Records to process:
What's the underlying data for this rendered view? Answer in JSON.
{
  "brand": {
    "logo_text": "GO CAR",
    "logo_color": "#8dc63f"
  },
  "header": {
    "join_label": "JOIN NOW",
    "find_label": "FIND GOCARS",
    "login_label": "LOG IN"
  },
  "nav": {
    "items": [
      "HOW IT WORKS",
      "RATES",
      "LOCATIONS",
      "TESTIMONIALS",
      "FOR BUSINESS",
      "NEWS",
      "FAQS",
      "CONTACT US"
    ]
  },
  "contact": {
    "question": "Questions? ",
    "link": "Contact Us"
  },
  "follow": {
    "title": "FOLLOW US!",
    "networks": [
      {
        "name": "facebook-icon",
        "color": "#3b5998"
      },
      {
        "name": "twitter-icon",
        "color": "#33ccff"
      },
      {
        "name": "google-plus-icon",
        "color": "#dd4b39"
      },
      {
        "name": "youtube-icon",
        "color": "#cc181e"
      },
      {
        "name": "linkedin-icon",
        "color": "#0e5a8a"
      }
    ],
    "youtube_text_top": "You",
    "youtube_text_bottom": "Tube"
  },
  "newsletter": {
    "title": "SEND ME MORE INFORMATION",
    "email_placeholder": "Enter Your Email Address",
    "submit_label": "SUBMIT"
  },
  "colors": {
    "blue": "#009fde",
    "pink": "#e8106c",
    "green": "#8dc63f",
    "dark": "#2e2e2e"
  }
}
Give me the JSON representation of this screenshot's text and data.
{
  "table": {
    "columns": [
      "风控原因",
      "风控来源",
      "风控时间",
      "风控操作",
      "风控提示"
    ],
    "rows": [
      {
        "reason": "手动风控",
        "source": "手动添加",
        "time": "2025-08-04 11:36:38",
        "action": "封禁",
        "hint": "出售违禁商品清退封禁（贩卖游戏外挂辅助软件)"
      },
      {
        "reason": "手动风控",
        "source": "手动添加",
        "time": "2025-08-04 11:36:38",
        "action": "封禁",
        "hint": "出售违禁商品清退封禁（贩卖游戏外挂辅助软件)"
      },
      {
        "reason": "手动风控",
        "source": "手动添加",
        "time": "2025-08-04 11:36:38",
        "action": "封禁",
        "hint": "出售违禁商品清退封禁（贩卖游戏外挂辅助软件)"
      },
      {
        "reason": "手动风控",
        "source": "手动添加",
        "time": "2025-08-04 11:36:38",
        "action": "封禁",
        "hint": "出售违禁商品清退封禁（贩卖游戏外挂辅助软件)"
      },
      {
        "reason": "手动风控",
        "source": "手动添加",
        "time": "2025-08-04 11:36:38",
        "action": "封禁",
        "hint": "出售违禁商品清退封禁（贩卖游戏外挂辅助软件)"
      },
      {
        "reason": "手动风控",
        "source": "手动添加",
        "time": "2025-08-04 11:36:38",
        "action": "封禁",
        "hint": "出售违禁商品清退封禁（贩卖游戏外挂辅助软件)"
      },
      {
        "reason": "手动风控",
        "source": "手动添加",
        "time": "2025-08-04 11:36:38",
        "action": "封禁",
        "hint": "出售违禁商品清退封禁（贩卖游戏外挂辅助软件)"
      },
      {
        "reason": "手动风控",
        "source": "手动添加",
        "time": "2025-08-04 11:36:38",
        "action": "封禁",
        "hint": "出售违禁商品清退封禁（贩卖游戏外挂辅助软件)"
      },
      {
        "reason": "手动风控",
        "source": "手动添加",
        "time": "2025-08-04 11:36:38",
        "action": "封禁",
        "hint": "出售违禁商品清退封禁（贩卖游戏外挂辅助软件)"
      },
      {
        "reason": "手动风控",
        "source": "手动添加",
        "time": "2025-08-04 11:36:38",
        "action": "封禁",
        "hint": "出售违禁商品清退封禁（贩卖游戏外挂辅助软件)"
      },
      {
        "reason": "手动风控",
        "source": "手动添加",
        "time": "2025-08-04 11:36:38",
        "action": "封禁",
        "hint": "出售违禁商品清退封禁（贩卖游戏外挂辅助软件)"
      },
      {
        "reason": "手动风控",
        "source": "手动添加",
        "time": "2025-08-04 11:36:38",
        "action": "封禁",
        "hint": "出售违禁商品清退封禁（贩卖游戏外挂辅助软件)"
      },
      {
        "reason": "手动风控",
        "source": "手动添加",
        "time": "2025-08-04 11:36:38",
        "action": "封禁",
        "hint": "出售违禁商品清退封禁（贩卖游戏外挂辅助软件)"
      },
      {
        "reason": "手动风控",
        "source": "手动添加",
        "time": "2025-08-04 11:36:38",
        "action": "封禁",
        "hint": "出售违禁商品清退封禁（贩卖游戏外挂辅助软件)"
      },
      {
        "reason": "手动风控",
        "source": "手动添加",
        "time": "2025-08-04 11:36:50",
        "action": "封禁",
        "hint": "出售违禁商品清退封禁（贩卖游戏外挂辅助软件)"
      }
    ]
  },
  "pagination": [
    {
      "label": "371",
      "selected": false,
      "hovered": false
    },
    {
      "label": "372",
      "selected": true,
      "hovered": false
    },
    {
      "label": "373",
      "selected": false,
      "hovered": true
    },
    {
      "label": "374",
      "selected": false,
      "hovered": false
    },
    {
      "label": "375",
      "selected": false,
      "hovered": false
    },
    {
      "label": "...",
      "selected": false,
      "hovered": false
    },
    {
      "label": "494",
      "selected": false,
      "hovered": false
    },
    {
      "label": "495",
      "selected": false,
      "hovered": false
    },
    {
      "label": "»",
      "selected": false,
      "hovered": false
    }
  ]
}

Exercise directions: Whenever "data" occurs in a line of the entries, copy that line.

Problem solution:
What's the underlying data for this rendered view? Answer in JSON.
Give me the JSON representation of this screenshot's text and data.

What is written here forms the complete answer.